By far, the most common foreclosure sale type in Idaho is an auction. After a home is up for foreclosure, an auction date is set and the home will simply go to the highest bidder. Participating in an auction may allow the new owner to purchase the home with a significant discount, but the home will not come with a pre-sale inspection and is not open for negotiations for renovations in the home.
Process of Foreclosing home in Idaho
Idaho is a non-judicial foreclosure state, which simply means that a house does not need to go through court in order to become foreclosed. There still is, however, an extensive process that a home must go through in order to become foreclosed. It is initiated by the homeowner missing a payment on their mortgage. If this occurs, they will receive a notification that they have an allotted amount of time to make the payment before their home is claimed by the bank.
If they do not make that allotted time, homeowners are mailed a Notice of Sale that their property will be marketed for sale. They are given a date and must vacate the premises by then. During this time, they are given the opportunity to make the payment for the mortgage needed or take the matter to court if they feel the need. If the homeowners cannot pay, then the home is marketed for sale by the bank, most of the time on Idaho’s Multiple Listing Service (MLS).
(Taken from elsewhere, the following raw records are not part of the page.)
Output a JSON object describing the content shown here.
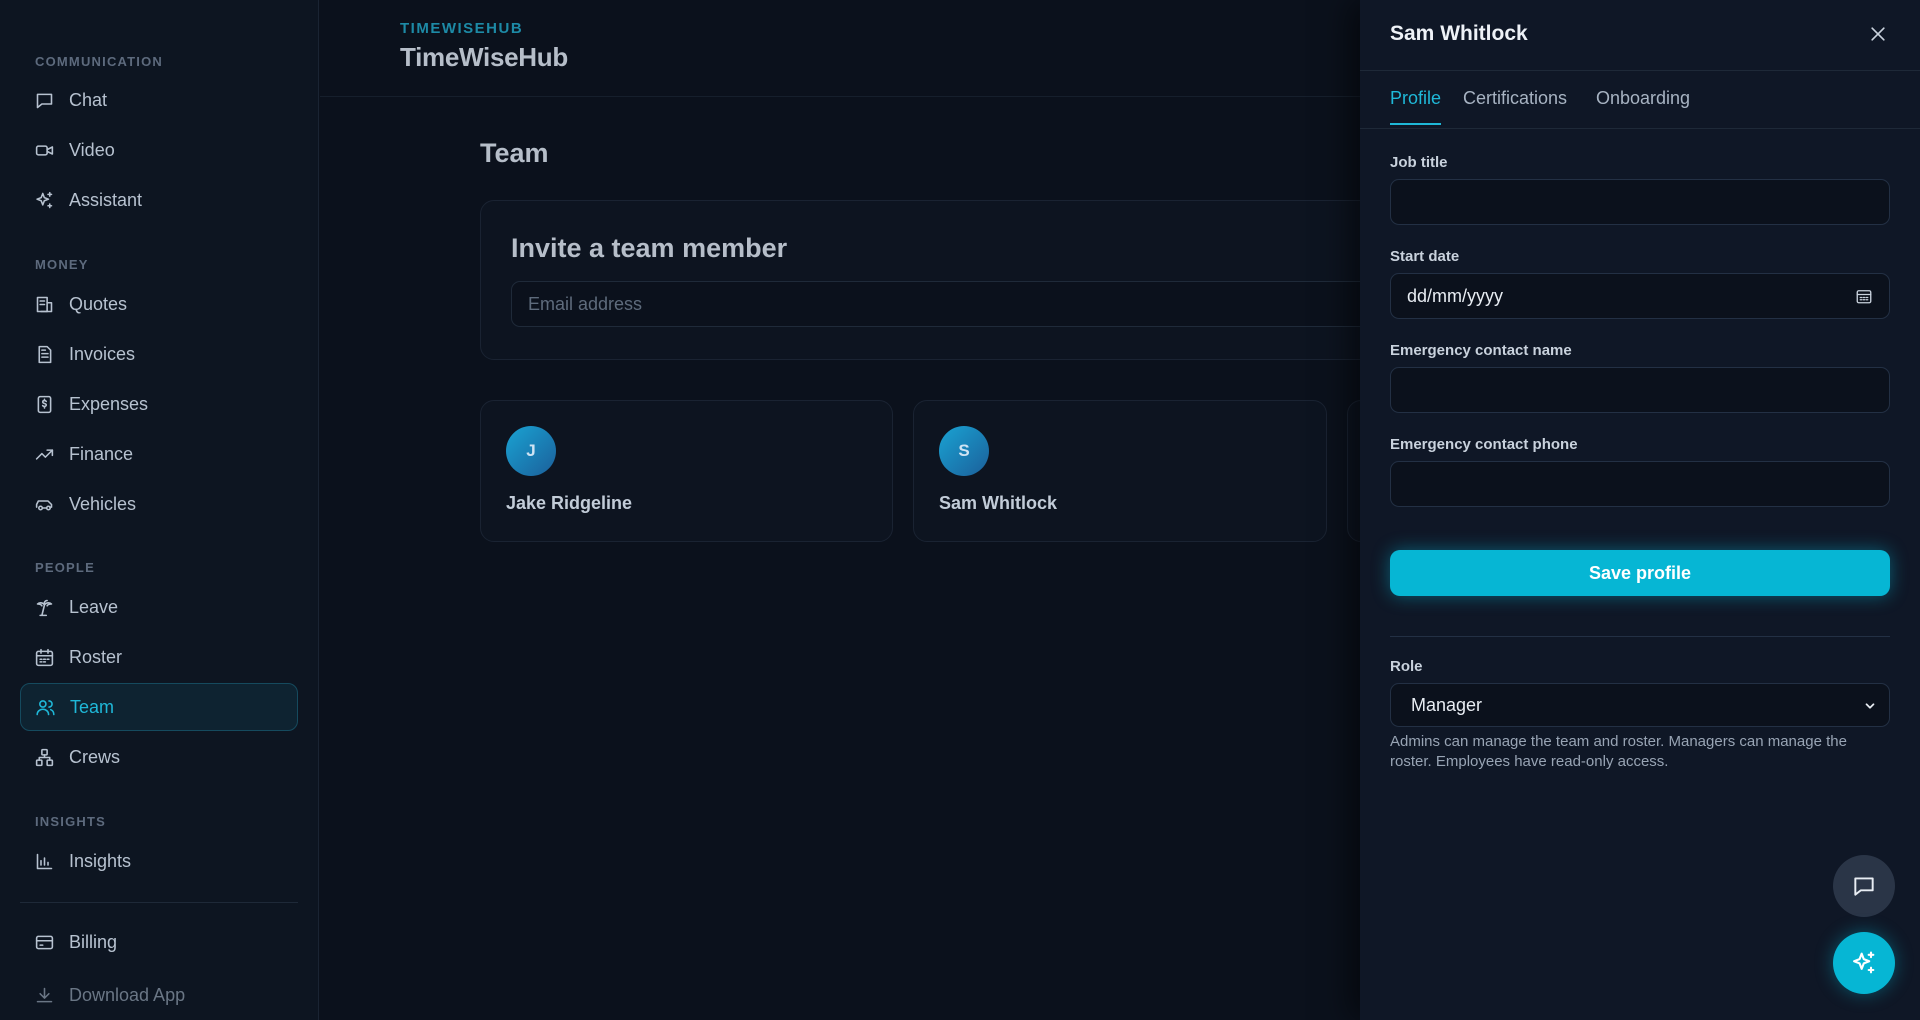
{
  "sidebar": {
    "sections": [
      {
        "title": "COMMUNICATION",
        "items": [
          {
            "label": "Chat",
            "icon": "chat-icon"
          },
          {
            "label": "Video",
            "icon": "video-icon"
          },
          {
            "label": "Assistant",
            "icon": "sparkles-icon"
          }
        ]
      },
      {
        "title": "MONEY",
        "items": [
          {
            "label": "Quotes",
            "icon": "quote-icon"
          },
          {
            "label": "Invoices",
            "icon": "invoice-icon"
          },
          {
            "label": "Expenses",
            "icon": "expense-icon"
          },
          {
            "label": "Finance",
            "icon": "trend-icon"
          },
          {
            "label": "Vehicles",
            "icon": "car-icon"
          }
        ]
      },
      {
        "title": "PEOPLE",
        "items": [
          {
            "label": "Leave",
            "icon": "palm-tree-icon"
          },
          {
            "label": "Roster",
            "icon": "calendar-icon"
          },
          {
            "label": "Team",
            "icon": "users-icon",
            "active": true
          },
          {
            "label": "Crews",
            "icon": "network-icon"
          }
        ]
      },
      {
        "title": "INSIGHTS",
        "items": [
          {
            "label": "Insights",
            "icon": "bar-chart-icon"
          }
        ]
      }
    ],
    "footer": [
      {
        "label": "Billing",
        "icon": "credit-card-icon"
      },
      {
        "label": "Download App",
        "icon": "download-icon"
      }
    ]
  },
  "header": {
    "brand_small": "TIMEWISEHUB",
    "brand_big": "TimeWiseHub"
  },
  "main": {
    "title": "Team",
    "invite": {
      "title": "Invite a team member",
      "email_placeholder": "Email address"
    },
    "members": [
      {
        "initial": "J",
        "name": "Jake Ridgeline"
      },
      {
        "initial": "S",
        "name": "Sam Whitlock"
      }
    ]
  },
  "panel": {
    "title": "Sam Whitlock",
    "tabs": [
      "Profile",
      "Certifications",
      "Onboarding"
    ],
    "active_tab": "Profile",
    "fields": {
      "job_title": {
        "label": "Job title",
        "value": ""
      },
      "start_date": {
        "label": "Start date",
        "value": "dd/mm/yyyy"
      },
      "emergency_name": {
        "label": "Emergency contact name",
        "value": ""
      },
      "emergency_phone": {
        "label": "Emergency contact phone",
        "value": ""
      }
    },
    "save_label": "Save profile",
    "role": {
      "label": "Role",
      "value": "Manager",
      "help": "Admins can manage the team and roster. Managers can manage the roster. Employees have read-only access."
    }
  },
  "colors": {
    "accent": "#06b6d4",
    "background": "#0b111c",
    "panel": "#0f1726"
  }
}
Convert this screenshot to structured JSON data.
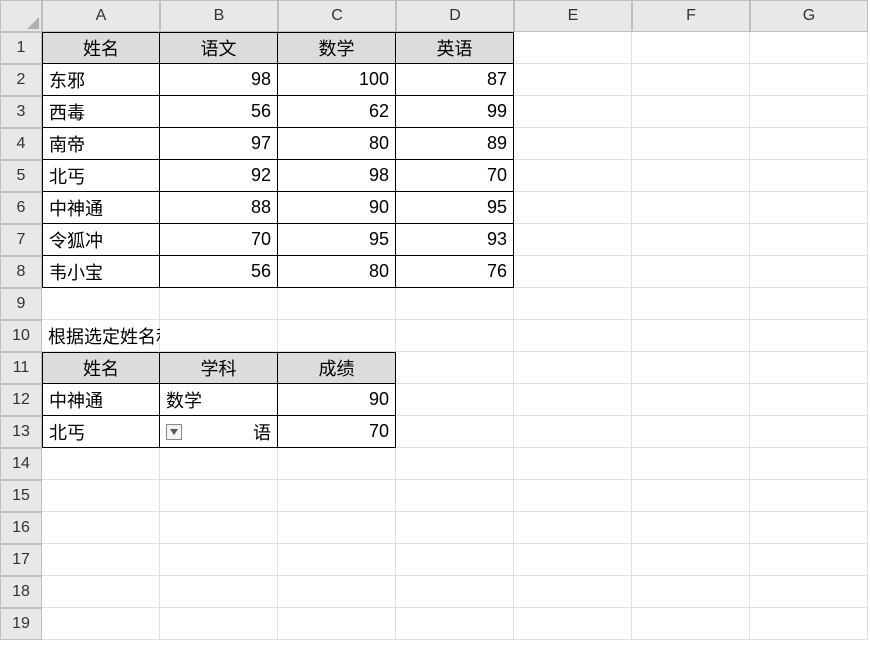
{
  "columns": [
    "A",
    "B",
    "C",
    "D",
    "E",
    "F",
    "G"
  ],
  "rows": [
    "1",
    "2",
    "3",
    "4",
    "5",
    "6",
    "7",
    "8",
    "9",
    "10",
    "11",
    "12",
    "13",
    "14",
    "15",
    "16",
    "17",
    "18",
    "19"
  ],
  "main_table": {
    "headers": [
      "姓名",
      "语文",
      "数学",
      "英语"
    ],
    "data": [
      {
        "name": "东邪",
        "chinese": 98,
        "math": 100,
        "english": 87
      },
      {
        "name": "西毒",
        "chinese": 56,
        "math": 62,
        "english": 99
      },
      {
        "name": "南帝",
        "chinese": 97,
        "math": 80,
        "english": 89
      },
      {
        "name": "北丐",
        "chinese": 92,
        "math": 98,
        "english": 70
      },
      {
        "name": "中神通",
        "chinese": 88,
        "math": 90,
        "english": 95
      },
      {
        "name": "令狐冲",
        "chinese": 70,
        "math": 95,
        "english": 93
      },
      {
        "name": "韦小宝",
        "chinese": 56,
        "math": 80,
        "english": 76
      }
    ]
  },
  "lookup": {
    "title": "根据选定姓名和学科查询成绩",
    "headers": [
      "姓名",
      "学科",
      "成绩"
    ],
    "rows": [
      {
        "name": "中神通",
        "subject": "数学",
        "score": 90
      },
      {
        "name": "北丐",
        "subject": "语",
        "score": 70
      }
    ]
  }
}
Why live in Idaho?
Idaho is one of the best states in the country, thanks to its impressive outdoor areas as well as eclectic cultural identity. Home to some of the most rugged landscape in the Pacific Northwest, including mountain passes, alpine lakes, dense forests, and blistering deserts, Idaho cities have both the remarkably rural and the completely urban.
If you are in the Boise area, try visiting Julia Davis Park, one of Boise’s largest green spaces and the home of four of Idaho’s most popular museums. This includes the Boise Art Museum, a nationally accredited art institution. Less than thirty minutes away is the Lucky Peak reservoir, a popular location for swimming and other water sports, like water skiing. Or maybe you’d rather enjoy taking in a show at the Idaho Shakespeare Festival located nearby, a 770-seat outdoor amphitheater with incredible shows every summer.
Interested in visiting Central Idaho? This beautiful area of the state is filled with national forest lands, including the Boise National Forest and the Sawtooth Mountains area. Over 60 percent of Idaho’s lands have been designated as national park land - and Idaho residents seem to enjoy every bit of it!
When you begin your home search, consider different home sales, including foreclosed homes in Idaho. Begin your home search through the MLS in Boise and other Idaho cities today.
IDX information is provided exclusively for consumers' personal, non-commercial use, and may not be used for any purpose other than to identify prospective properties consumers may be interested in purchasing. IMLS does not assume any liability for missing or inaccurate data. Information provided by IMLS is deemed reliable but not guaranteed.
Listing information last updated on July 5th, 2020 at 5:00am MDT.